If I own Yes shares am I allowed to purchase No shares to play a spread?
I think this question does not make sense with the way the market works.
There are not separate markets for YES and NO; buying a YES is exactly the same as selling a NO you don't have, and putting up the collateral for delivery of the contract. If you were to buy a YES and then buy a NO, you would be in exactly the same position if you had bought a YES and then sold it, and you would have had the exact same impact on the market.
You cannot buy a spread between YES and NO, you can only buy a YES and then sell it later, or buy a NO and then sell it later.
I wondered the same thing gary255. Can't tell if our inability to do that with the current software is a bug or a feature. Maybe the folks designing the prediction market want a data-set of forecasts that aren't as complicated.
Allowing us to take both side would have three benefits in terms of improving predictions:
(1) increases the availability of traders, essentially doubling our number, which should make it quicker for trades to clear.
(2) allowing us to forecast with more precision that just up/down. i.e. "the probability is above 25 but below 42"
(3) enabling the PredictIt market to to assemble a data set with dynamic predictions over time. As it stands now, once you forecast at a good price, no more info is collected about your assessment of the ongoing odds.
Just to be clear, I'm not a Predictit rep. I stumbled across this site when Bob Beckel mentioned it on afternoon television one day.
This site is very interesting. But there are interesting limitations, including the number of shares of each prediction that are issued initially. The concept of arbitrage seems to me to be contrary to what the site was intended to do -- measure the public perception of whether a political event would occur. If someone is more interested in "making money" from the shares here than registering an opinion, it's not that hard to corner the market.
I think the only way to prevent that is to limit the number of shares one may hold in a particular question, and a determined "investor" could likely circumvent that.
A lot of people owning a few shares will give better predictive results than a few holding large stakes attempting to double their money. At least that's my perspective.
I would like to own both Yes and No shares in the same question - obviously at different prices in order to arbitrage the spread difference.

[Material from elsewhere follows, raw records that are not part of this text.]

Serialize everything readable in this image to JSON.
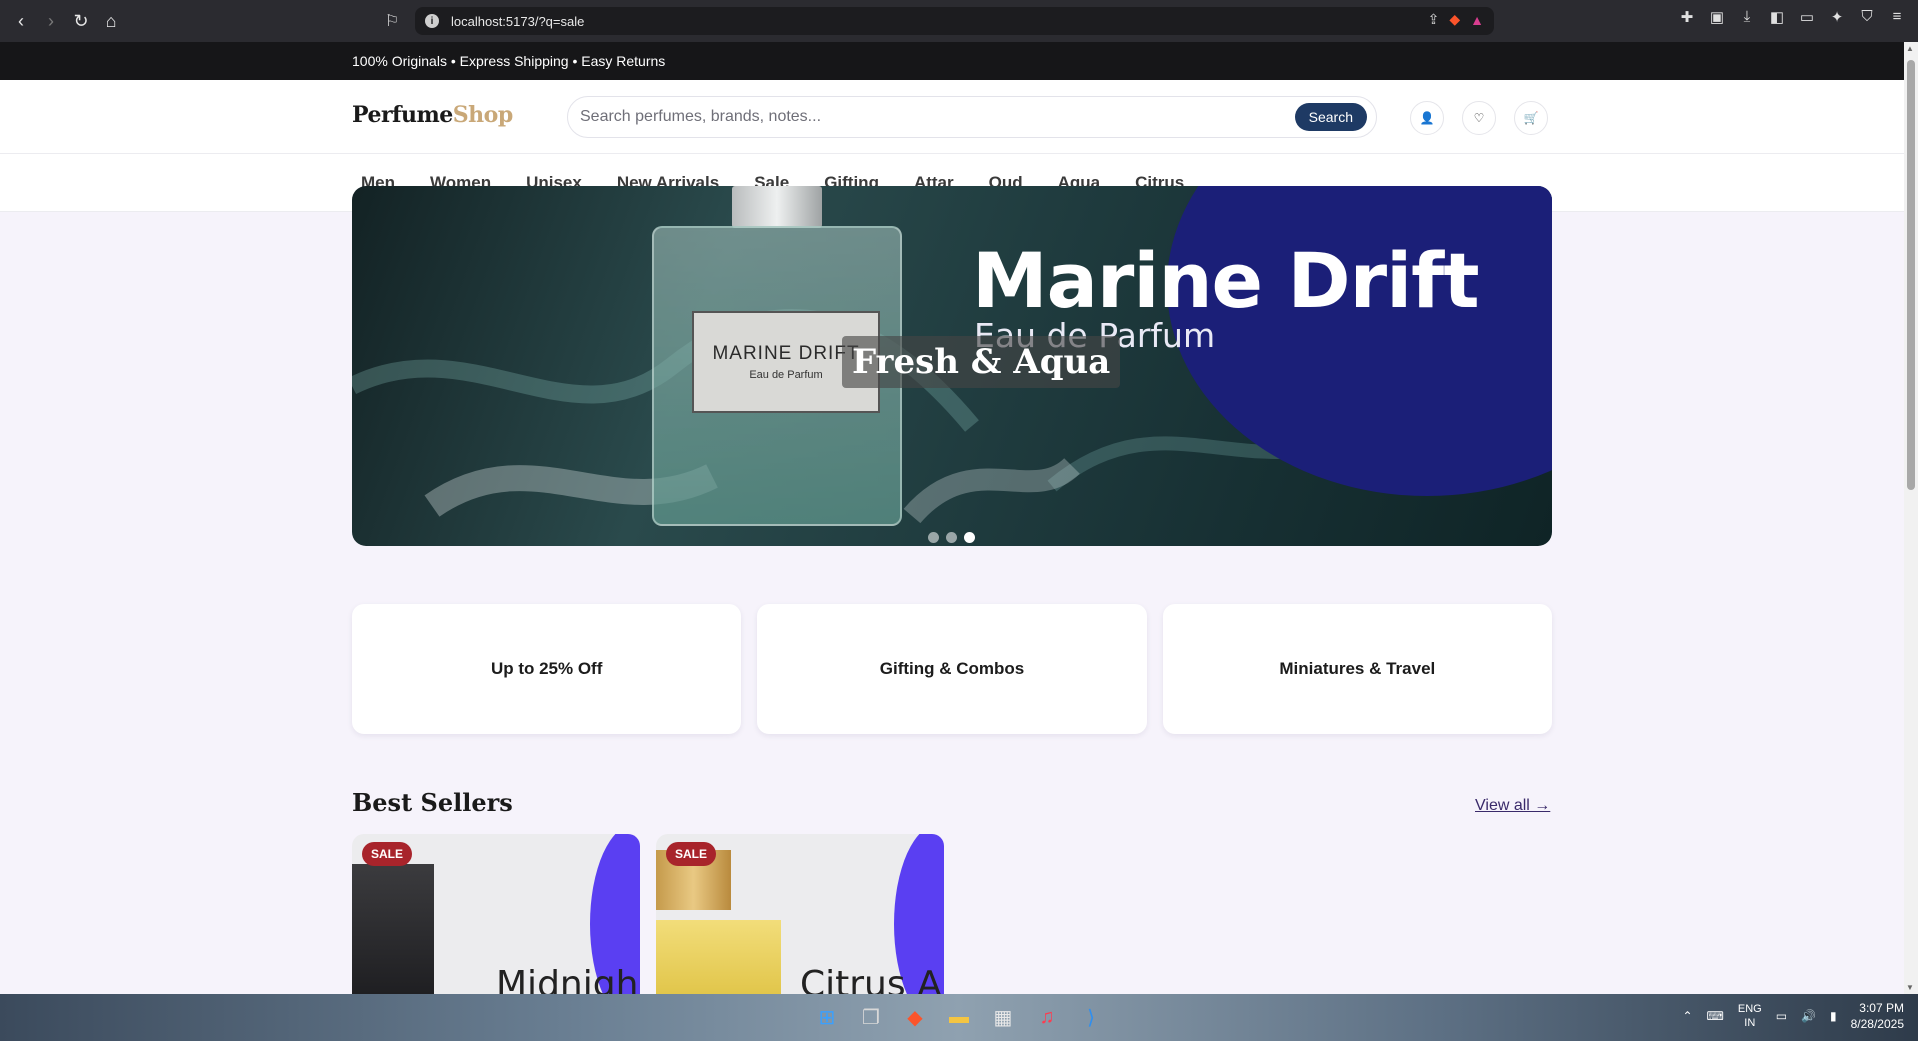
{
  "browser": {
    "url": "localhost:5173/?q=sale",
    "info_icon": "i"
  },
  "announce": {
    "text": "100% Originals • Express Shipping • Easy Returns"
  },
  "header": {
    "logo_main": "Perfume",
    "logo_accent": "Shop",
    "search_placeholder": "Search perfumes, brands, notes...",
    "search_button": "Search",
    "icons": [
      "user-icon",
      "heart-icon",
      "cart-icon"
    ]
  },
  "nav": {
    "items": [
      "Men",
      "Women",
      "Unisex",
      "New Arrivals",
      "Sale",
      "Gifting",
      "Attar",
      "Oud",
      "Aqua",
      "Citrus"
    ]
  },
  "hero": {
    "title": "Marine Drift",
    "subtitle": "Eau de Parfum",
    "bottle_label": "MARINE DRIFT",
    "bottle_sublabel": "Eau de Parfum",
    "caption": "Fresh & Aqua",
    "slides": 3,
    "active_slide": 3
  },
  "promos": [
    "Up to 25% Off",
    "Gifting & Combos",
    "Miniatures & Travel"
  ],
  "best_sellers": {
    "title": "Best Sellers",
    "view_all": "View all →",
    "products": [
      {
        "badge": "SALE",
        "name_visible": "Midnigh"
      },
      {
        "badge": "SALE",
        "name_visible": "Citrus A"
      }
    ]
  },
  "taskbar": {
    "lang_line1": "ENG",
    "lang_line2": "IN",
    "time": "3:07 PM",
    "date": "8/28/2025"
  },
  "colors": {
    "brand_accent": "#c9a878",
    "search_button": "#1e3a64",
    "sale_badge": "#a8242b",
    "page_bg": "#f6f3fb",
    "hero_disc": "#1b1f78"
  }
}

What you describe is not arbitrage, it's hedging.
Candidly, I would agree that this is currently a small and therefore inefficient market. I find it fascinating and and interesting casual pastime. But why should that prevent the users from doing what I proposed? As long as the users understand the situation I don't see the harm.
Does a PredictIt representative respond to the forums? Or maybe Candidly is a PredictIt rep?

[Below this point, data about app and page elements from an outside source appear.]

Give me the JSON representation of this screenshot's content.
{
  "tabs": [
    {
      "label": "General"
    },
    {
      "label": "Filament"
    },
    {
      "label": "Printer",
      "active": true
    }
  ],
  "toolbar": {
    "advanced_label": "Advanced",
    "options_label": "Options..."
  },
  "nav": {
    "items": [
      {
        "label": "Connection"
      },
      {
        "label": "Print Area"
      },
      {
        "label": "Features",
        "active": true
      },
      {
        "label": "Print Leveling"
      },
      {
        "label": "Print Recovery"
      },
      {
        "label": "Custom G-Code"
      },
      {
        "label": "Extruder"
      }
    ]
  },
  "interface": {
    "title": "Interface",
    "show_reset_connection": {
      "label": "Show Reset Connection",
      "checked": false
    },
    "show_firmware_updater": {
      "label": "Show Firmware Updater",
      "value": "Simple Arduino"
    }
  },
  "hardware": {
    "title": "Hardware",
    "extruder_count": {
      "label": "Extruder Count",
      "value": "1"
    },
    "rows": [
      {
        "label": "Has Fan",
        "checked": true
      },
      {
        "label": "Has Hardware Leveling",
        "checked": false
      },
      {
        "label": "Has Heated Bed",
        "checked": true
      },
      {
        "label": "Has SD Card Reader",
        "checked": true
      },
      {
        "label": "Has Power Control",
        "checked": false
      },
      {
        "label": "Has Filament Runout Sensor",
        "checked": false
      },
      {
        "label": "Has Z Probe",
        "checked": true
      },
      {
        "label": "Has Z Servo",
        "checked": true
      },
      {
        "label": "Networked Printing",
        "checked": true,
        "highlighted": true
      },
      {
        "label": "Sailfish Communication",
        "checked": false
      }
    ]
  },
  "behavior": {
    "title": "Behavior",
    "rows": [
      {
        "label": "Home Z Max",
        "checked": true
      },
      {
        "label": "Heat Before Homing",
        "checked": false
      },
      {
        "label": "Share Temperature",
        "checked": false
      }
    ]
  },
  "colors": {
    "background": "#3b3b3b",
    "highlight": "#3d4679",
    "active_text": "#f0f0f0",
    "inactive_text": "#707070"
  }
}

What do you mean by saying that the NO markets are less efficient? YES and NO orders write to the same order book, and so they always have the same spread, and represent the same information...

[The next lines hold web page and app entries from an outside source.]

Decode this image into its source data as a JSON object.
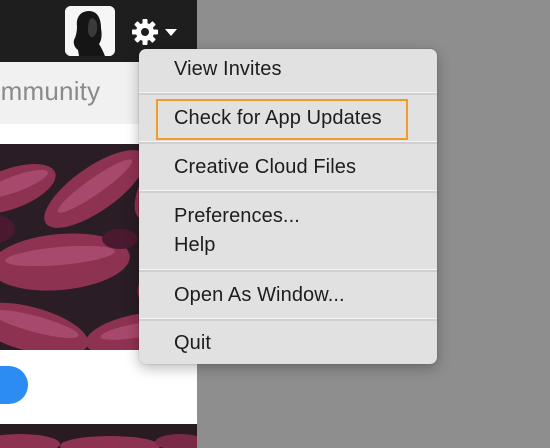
{
  "header": {
    "avatar_icon": "user-profile-silhouette",
    "settings_icon": "gear-icon",
    "dropdown_icon": "chevron-down-icon"
  },
  "community_tab": {
    "label": "ommunity"
  },
  "menu": {
    "items": [
      {
        "label": "View Invites"
      },
      {
        "label": "Check for App Updates"
      },
      {
        "label": "Creative Cloud Files"
      },
      {
        "label": "Preferences..."
      },
      {
        "label": "Help"
      },
      {
        "label": "Open As Window..."
      },
      {
        "label": "Quit"
      }
    ],
    "highlighted_item_color": "#f29a2e"
  },
  "colors": {
    "topbar": "#1e1e1e",
    "menu_bg": "#e2e1e2",
    "accent_button": "#2c8cf4",
    "backdrop": "#8e8e8e"
  }
}
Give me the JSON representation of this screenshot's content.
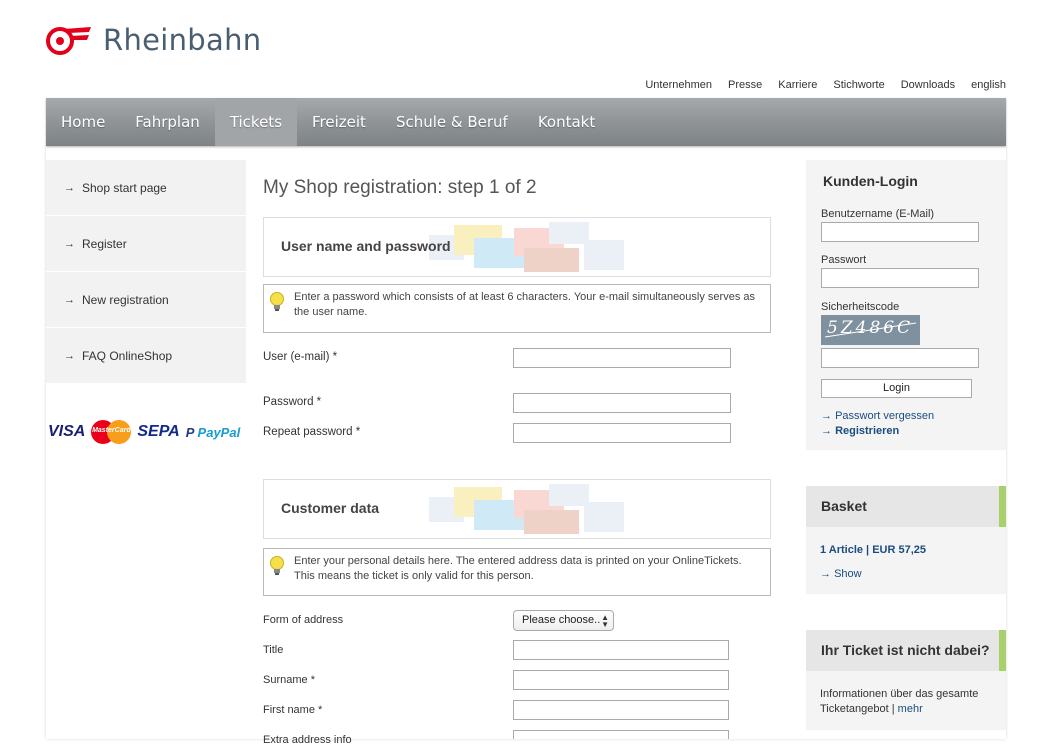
{
  "brand": {
    "name": "Rheinbahn",
    "logo_icon": "rheinbahn-logo-icon",
    "logo_color": "#e2001a"
  },
  "top_nav": [
    "Unternehmen",
    "Presse",
    "Karriere",
    "Stichworte",
    "Downloads",
    "english"
  ],
  "main_nav": {
    "items": [
      "Home",
      "Fahrplan",
      "Tickets",
      "Freizeit",
      "Schule & Beruf",
      "Kontakt"
    ],
    "active": "Tickets"
  },
  "left_nav": {
    "items": [
      "Shop start page",
      "Register",
      "New registration",
      "FAQ OnlineShop"
    ],
    "arrow_icon": "arrow-right-icon"
  },
  "payment_logos": [
    "VISA",
    "MasterCard",
    "SEPA",
    "PayPal"
  ],
  "main": {
    "title": "My Shop registration: step 1 of 2",
    "section1": {
      "title": "User name and password",
      "hint": "Enter a password which consists of at least 6 characters. Your e-mail simultaneously serves as the user name."
    },
    "fields1": [
      "User (e-mail) *",
      "Password *",
      "Repeat password *"
    ],
    "section2": {
      "title": "Customer data",
      "hint": "Enter your personal details here. The entered address data is printed on your OnlineTickets. This means the ticket is only valid for this person."
    },
    "fields2": [
      "Form of address",
      "Title",
      "Surname *",
      "First name *",
      "Extra address info"
    ],
    "form_of_address_select": "Please choose.."
  },
  "login": {
    "title": "Kunden-Login",
    "username_label": "Benutzername (E-Mail)",
    "password_label": "Passwort",
    "captcha_label": "Sicherheitscode",
    "captcha_text": "5Z486C",
    "login_button": "Login",
    "forgot_link": "Passwort vergessen",
    "register_link": "Registrieren"
  },
  "basket": {
    "title": "Basket",
    "summary": "1 Article | EUR 57,25",
    "show_link": "Show"
  },
  "ticket_info": {
    "title": "Ihr Ticket ist nicht dabei?",
    "text": "Informationen über das gesamte Ticketangebot |",
    "link": "mehr"
  },
  "colors": {
    "accent_green": "#a8d06b",
    "nav_gray": "#8e9295",
    "link_blue": "#1a4c80"
  }
}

Blueraider, I'm not sure you follow what Gary means by "arbitrage," i.e., he wants to be able to buy and sell assets simultaneously to take advantage of market inefficiencies/differing prices. The Romney example you cite, assuming nobody is buying "yes," isn't applicable.
FWIW, I agree with most of the above comments. In fact, anything that would encourage more liquidity and smaller spreads, I think, should be welcome here.
It seems more likely to me that the YES price inflation is due to the much lower dollar tie-up of buying YES shares in a multi-proposition market.
The YES and NO markets are not actually separate though, so this question only applies to markets with multiple mutually exclusive options.
How did Intrade handle such cases?
I like the idea of only being able to own stock in YES or NO. It means you have to actually be invested in your answer. You make money on this site by buying the right stock (Whether it is stock you BELIEVE in or just something you believe will happen is personal choice), not by finding a profitable spread.
The only problem I see is if you have stock in one and then something that happens and you change your mind. You can't buy any of the alternative stock until you've sold all your previous, which means you're probably selling at a loss and buying it at a higher price than when your mind actually changed, especially if the reason your mind changed is because some news went public, which affects EVERYONE'S predictions.
Arbitrage does exist on the site, though. Romney announced almost a week ago that he isn't running, but NO was still for sale at 93 cents. It isn't A LOT of arbitrage, but with a lot of those situations, you could probably get some easy, albeit small, profit.